WHAT YOU ARE ASKED TO DO — Within this material, state how many lines include the string "title". Reply with the number only.

**** SUPPLIED DATA

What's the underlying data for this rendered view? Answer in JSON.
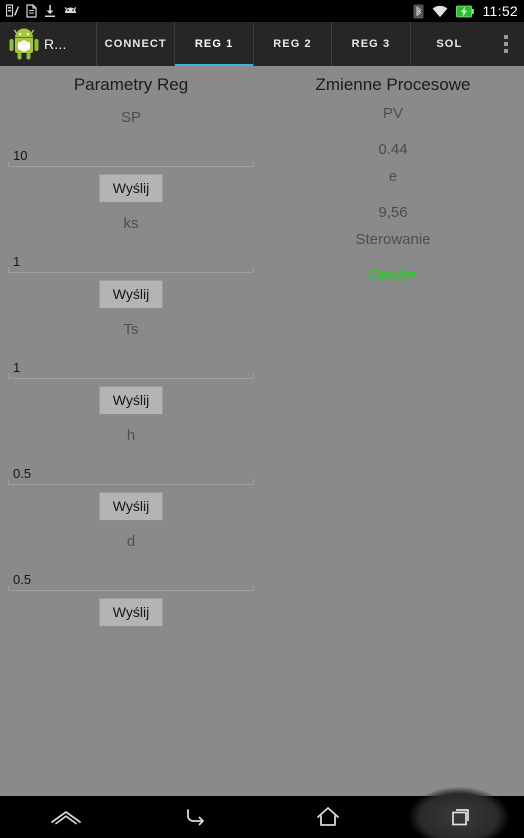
{
  "statusbar": {
    "time": "11:52",
    "left_icons": [
      "usb-debug-icon",
      "document-icon",
      "download-icon",
      "android-head-icon"
    ],
    "right_icons": [
      "bluetooth-icon",
      "wifi-icon",
      "battery-charging-icon"
    ]
  },
  "actionbar": {
    "app_icon": "android-robot-icon",
    "title": "R...",
    "overflow_icon": "overflow-menu-icon",
    "tabs": [
      {
        "label": "CONNECT",
        "active": false
      },
      {
        "label": "REG 1",
        "active": true
      },
      {
        "label": "REG 2",
        "active": false
      },
      {
        "label": "REG 3",
        "active": false
      },
      {
        "label": "SOL",
        "active": false
      }
    ],
    "active_tab_color": "#33b5e5"
  },
  "left_pane": {
    "title": "Parametry Reg",
    "fields": [
      {
        "label": "SP",
        "value": "10",
        "button": "Wyślij"
      },
      {
        "label": "ks",
        "value": "1",
        "button": "Wyślij"
      },
      {
        "label": "Ts",
        "value": "1",
        "button": "Wyślij"
      },
      {
        "label": "h",
        "value": "0.5",
        "button": "Wyślij"
      },
      {
        "label": "d",
        "value": "0.5",
        "button": "Wyślij"
      }
    ]
  },
  "right_pane": {
    "title": "Zmienne Procesowe",
    "readouts": [
      {
        "label": "PV",
        "value": "0.44",
        "color": "#4b4b4b"
      },
      {
        "label": "e",
        "value": "9,56",
        "color": "#4b4b4b"
      },
      {
        "label": "Sterowanie",
        "value": "Otwórz",
        "color": "#0ae00a"
      }
    ]
  },
  "navbar": {
    "buttons": [
      "menu-chevron-icon",
      "back-icon",
      "home-icon",
      "recents-icon"
    ]
  }
}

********

ANSWER FOR THE TASK — 3